In the entries that follow, find the line containing "Convert this screenshot" and the line containing "Enumerate this screenshot's", then retype exactly the lines from the first through the second, pictures excluded.

⟨

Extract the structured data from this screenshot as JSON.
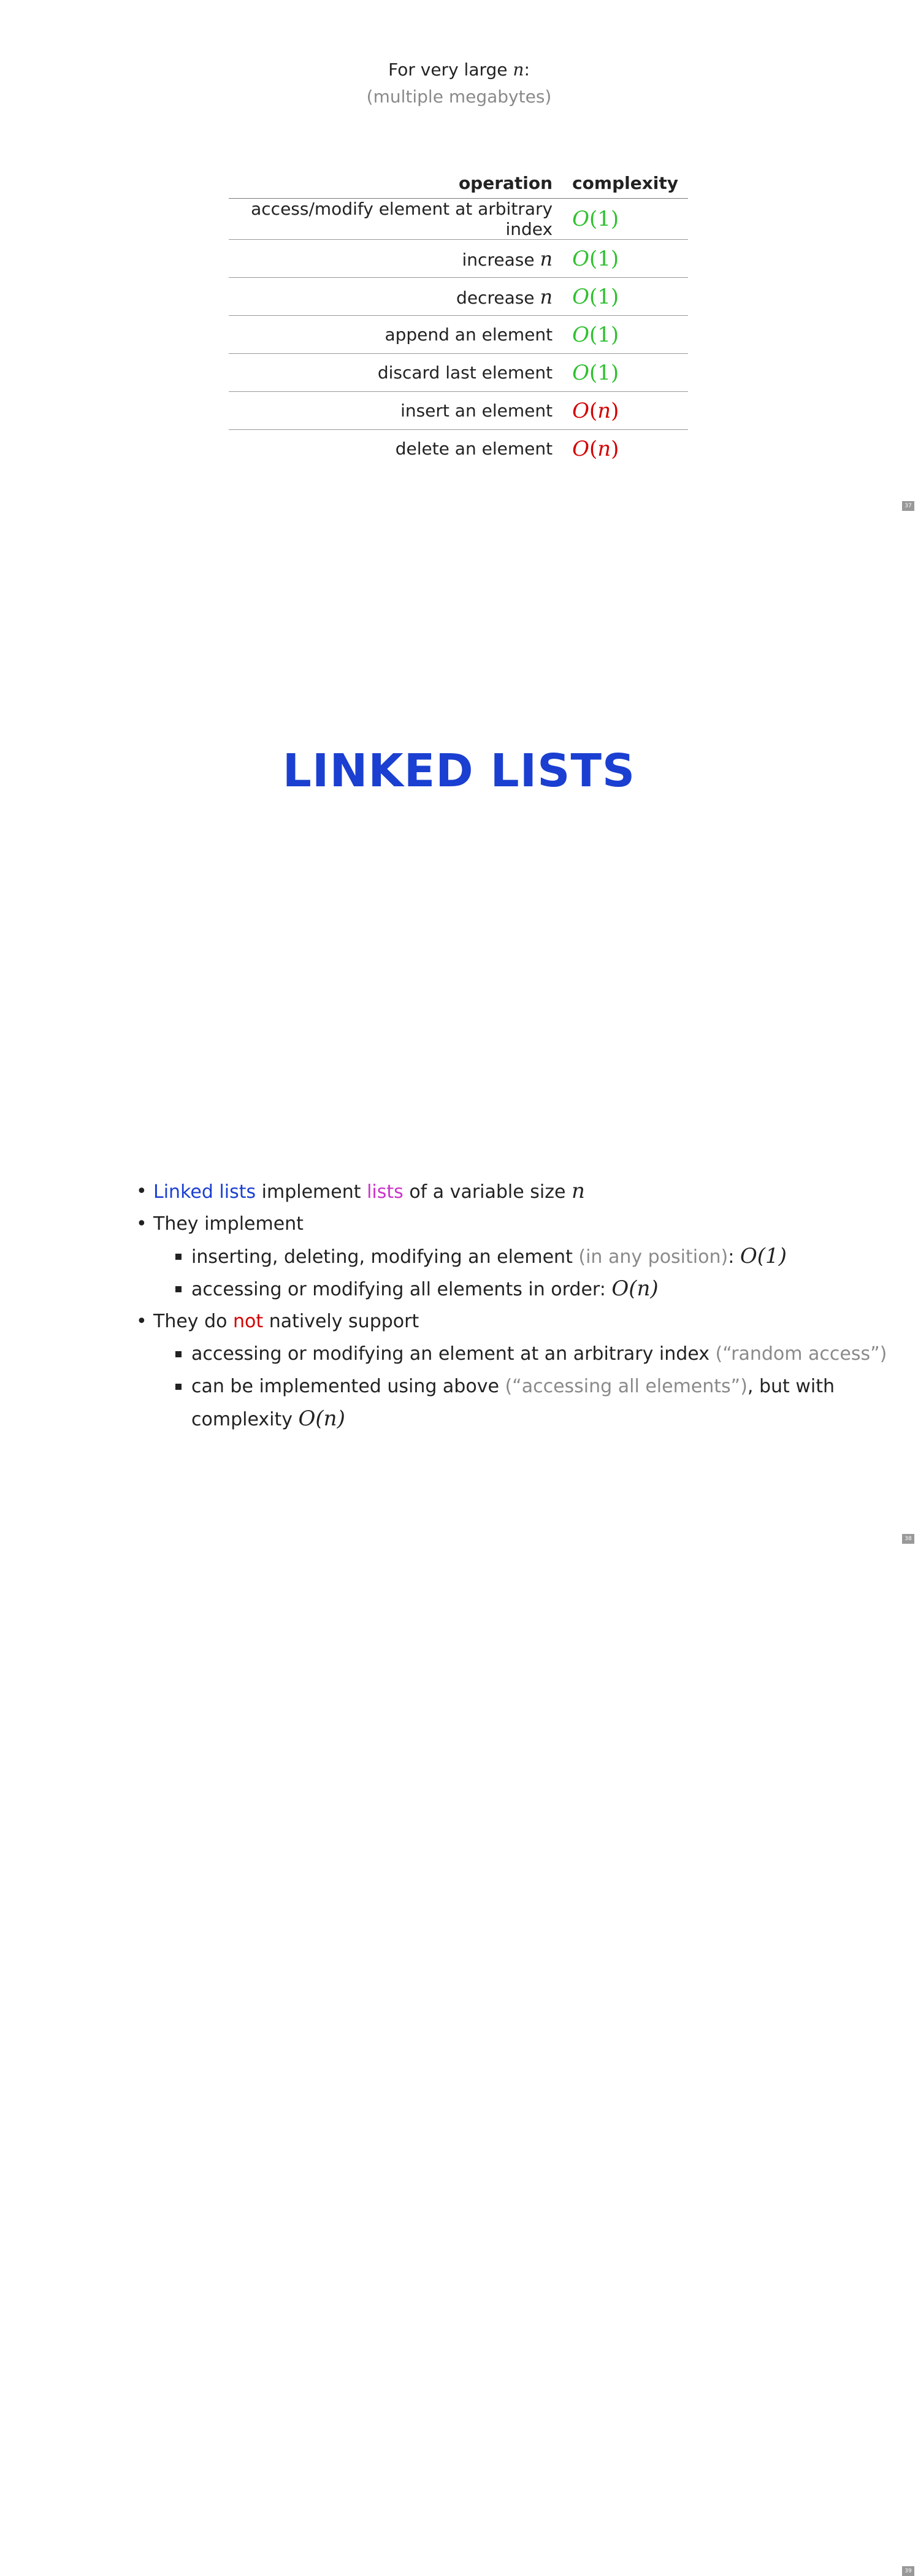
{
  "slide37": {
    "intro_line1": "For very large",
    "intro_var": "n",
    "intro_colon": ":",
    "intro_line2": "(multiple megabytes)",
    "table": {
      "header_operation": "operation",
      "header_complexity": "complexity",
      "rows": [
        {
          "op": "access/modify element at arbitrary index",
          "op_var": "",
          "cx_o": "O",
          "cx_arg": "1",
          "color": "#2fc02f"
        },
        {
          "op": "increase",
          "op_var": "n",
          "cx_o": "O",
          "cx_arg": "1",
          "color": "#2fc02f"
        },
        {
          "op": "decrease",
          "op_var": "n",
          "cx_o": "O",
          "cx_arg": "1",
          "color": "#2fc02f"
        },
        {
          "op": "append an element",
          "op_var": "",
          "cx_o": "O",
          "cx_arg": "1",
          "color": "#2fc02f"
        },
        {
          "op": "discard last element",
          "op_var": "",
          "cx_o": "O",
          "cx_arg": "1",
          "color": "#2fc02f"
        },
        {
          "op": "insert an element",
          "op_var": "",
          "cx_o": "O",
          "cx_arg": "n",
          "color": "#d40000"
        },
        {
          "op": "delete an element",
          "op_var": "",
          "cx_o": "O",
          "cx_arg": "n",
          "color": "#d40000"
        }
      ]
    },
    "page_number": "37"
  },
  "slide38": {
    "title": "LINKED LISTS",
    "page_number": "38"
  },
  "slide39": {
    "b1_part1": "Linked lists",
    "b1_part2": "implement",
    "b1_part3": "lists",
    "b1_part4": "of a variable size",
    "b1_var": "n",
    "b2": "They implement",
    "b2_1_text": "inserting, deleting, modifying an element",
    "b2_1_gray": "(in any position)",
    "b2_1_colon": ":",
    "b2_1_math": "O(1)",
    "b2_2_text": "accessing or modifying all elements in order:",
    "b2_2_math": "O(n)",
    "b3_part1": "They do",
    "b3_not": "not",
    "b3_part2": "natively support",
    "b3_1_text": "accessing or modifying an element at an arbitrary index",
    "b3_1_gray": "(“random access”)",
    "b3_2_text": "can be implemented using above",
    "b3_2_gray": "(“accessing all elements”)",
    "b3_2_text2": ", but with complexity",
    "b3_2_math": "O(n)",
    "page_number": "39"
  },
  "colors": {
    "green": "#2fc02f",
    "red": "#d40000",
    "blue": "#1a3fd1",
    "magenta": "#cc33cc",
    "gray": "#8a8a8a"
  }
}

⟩
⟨

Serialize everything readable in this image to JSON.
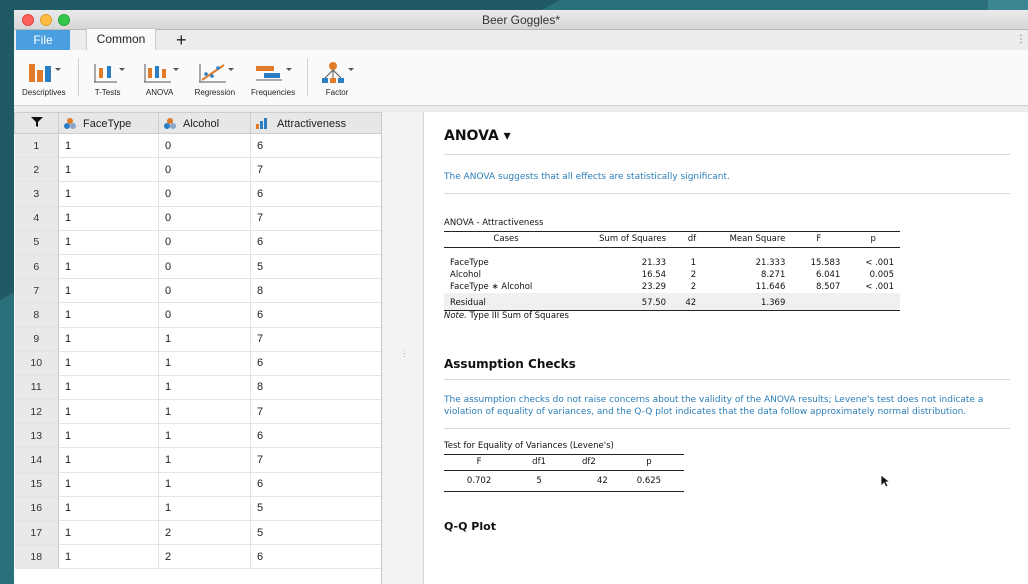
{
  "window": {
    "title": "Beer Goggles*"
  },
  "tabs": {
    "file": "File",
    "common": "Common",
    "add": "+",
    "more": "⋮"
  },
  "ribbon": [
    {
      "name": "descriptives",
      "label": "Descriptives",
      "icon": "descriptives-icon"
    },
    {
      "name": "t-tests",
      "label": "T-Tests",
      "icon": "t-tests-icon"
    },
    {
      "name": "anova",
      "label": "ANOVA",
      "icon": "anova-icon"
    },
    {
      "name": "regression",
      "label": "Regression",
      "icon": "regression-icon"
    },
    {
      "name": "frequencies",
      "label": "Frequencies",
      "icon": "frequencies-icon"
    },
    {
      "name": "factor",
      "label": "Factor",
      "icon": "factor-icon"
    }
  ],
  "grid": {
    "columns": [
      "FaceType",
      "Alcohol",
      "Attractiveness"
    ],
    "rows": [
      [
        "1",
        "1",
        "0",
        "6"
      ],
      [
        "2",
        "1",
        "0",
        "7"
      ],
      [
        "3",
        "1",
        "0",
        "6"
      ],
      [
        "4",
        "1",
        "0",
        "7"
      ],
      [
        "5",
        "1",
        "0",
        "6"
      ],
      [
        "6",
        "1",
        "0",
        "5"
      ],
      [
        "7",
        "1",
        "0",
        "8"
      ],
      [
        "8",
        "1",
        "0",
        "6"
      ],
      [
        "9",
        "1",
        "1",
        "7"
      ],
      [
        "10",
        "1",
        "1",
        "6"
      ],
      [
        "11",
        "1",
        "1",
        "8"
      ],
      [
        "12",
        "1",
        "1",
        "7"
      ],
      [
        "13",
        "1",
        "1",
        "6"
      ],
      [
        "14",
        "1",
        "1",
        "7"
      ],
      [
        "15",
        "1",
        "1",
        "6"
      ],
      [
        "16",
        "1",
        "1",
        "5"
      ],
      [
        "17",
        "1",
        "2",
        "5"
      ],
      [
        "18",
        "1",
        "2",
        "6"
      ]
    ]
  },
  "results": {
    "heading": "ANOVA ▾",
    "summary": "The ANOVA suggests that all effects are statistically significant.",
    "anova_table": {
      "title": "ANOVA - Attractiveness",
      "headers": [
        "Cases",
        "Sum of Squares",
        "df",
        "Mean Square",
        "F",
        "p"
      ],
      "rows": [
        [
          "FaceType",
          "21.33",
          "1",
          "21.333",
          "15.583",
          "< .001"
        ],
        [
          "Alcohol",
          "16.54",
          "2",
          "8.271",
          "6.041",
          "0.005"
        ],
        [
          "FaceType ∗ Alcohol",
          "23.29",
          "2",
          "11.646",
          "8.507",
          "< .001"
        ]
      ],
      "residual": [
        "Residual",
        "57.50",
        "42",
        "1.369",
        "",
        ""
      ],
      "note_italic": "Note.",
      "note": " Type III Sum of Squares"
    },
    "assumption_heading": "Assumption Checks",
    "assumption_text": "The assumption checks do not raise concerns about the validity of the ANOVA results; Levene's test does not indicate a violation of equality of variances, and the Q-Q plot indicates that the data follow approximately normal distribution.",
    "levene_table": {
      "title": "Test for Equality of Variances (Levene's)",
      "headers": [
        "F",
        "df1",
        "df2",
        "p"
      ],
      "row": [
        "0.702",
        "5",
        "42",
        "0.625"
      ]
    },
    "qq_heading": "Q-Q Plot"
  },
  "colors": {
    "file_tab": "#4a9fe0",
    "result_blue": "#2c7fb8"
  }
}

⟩
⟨

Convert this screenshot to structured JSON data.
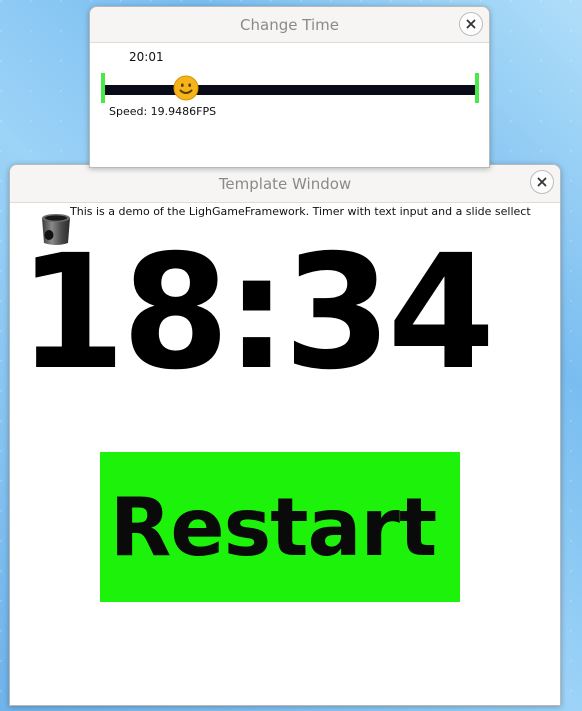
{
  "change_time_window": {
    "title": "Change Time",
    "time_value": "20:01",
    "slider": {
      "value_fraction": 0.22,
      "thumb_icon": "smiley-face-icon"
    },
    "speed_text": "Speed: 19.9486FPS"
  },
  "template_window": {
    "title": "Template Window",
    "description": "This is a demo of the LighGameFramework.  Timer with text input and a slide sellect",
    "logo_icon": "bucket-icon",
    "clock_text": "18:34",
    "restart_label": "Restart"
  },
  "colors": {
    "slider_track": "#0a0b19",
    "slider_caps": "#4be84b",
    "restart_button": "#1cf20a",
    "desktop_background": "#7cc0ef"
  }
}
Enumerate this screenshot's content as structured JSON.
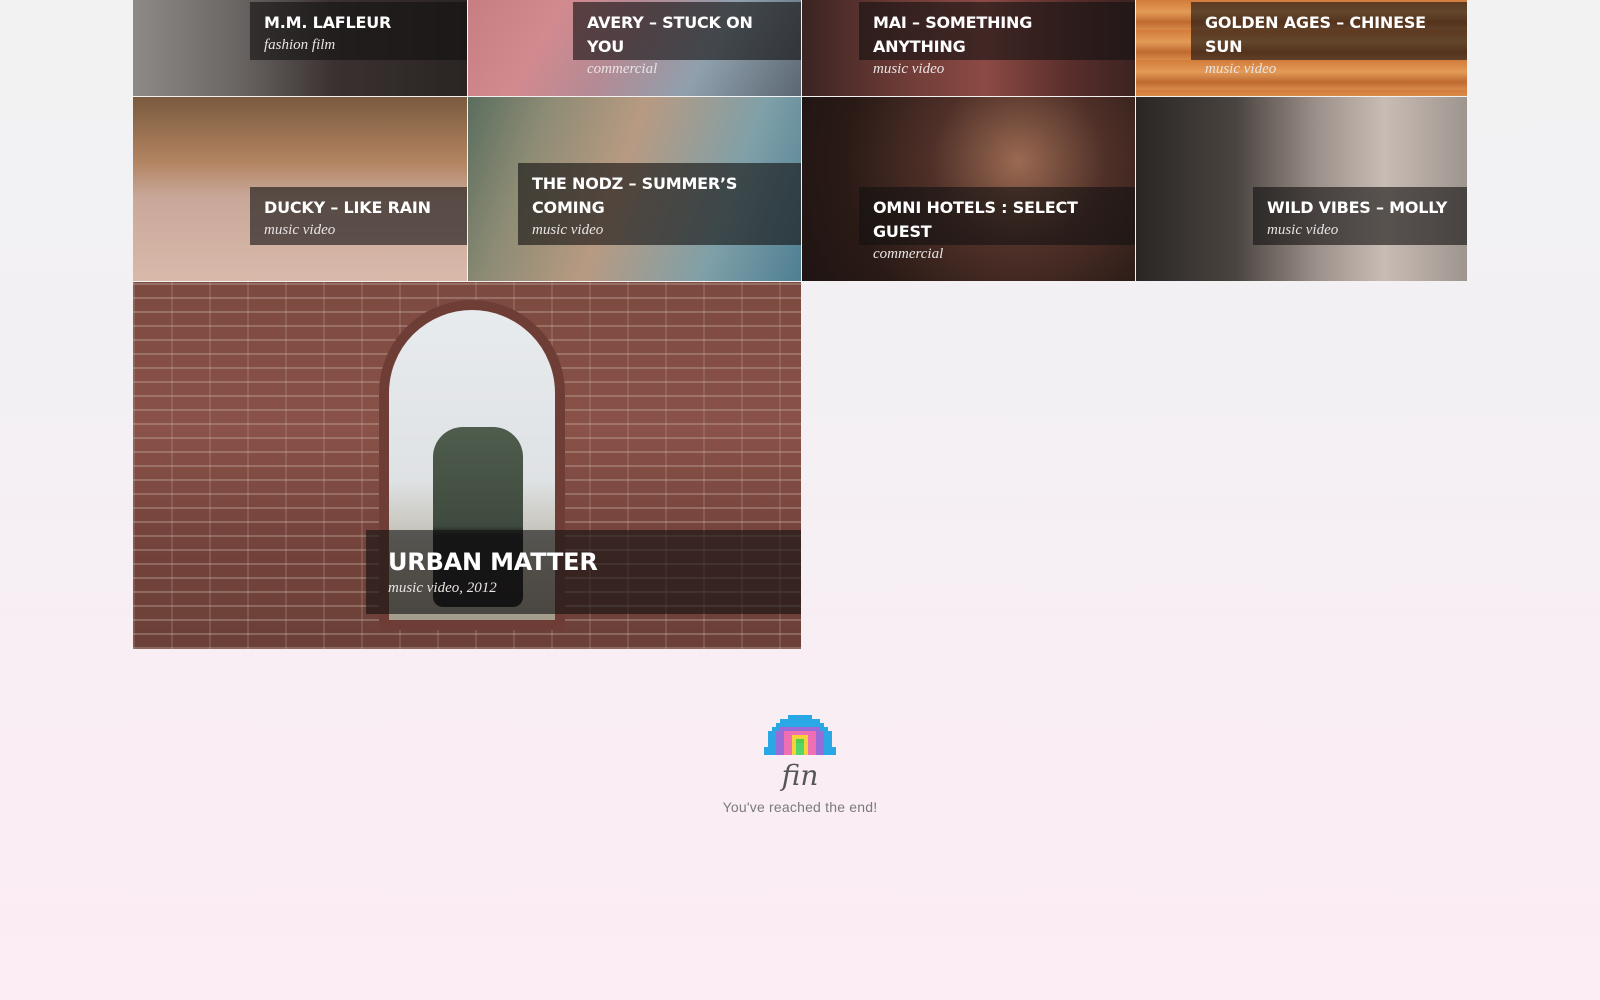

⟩

*SOLUTION TO THE PROBLEM*
Convert this screenshot to structured JSON data.
{
  "change_time_window": {
    "title": "Change Time",
    "time_value": "20:01",
    "slider": {
      "value_fraction": 0.22,
      "thumb_icon": "smiley-face-icon"
    },
    "speed_text": "Speed: 19.9486FPS"
  },
  "template_window": {
    "title": "Template Window",
    "description": "This is a demo of the LighGameFramework.  Timer with text input and a slide sellect",
    "logo_icon": "bucket-icon",
    "clock_text": "18:34",
    "restart_label": "Restart"
  },
  "colors": {
    "slider_track": "#0a0b19",
    "slider_caps": "#4be84b",
    "restart_button": "#1cf20a",
    "desktop_background": "#7cc0ef"
  }
}
Enumerate this screenshot's content as structured JSON.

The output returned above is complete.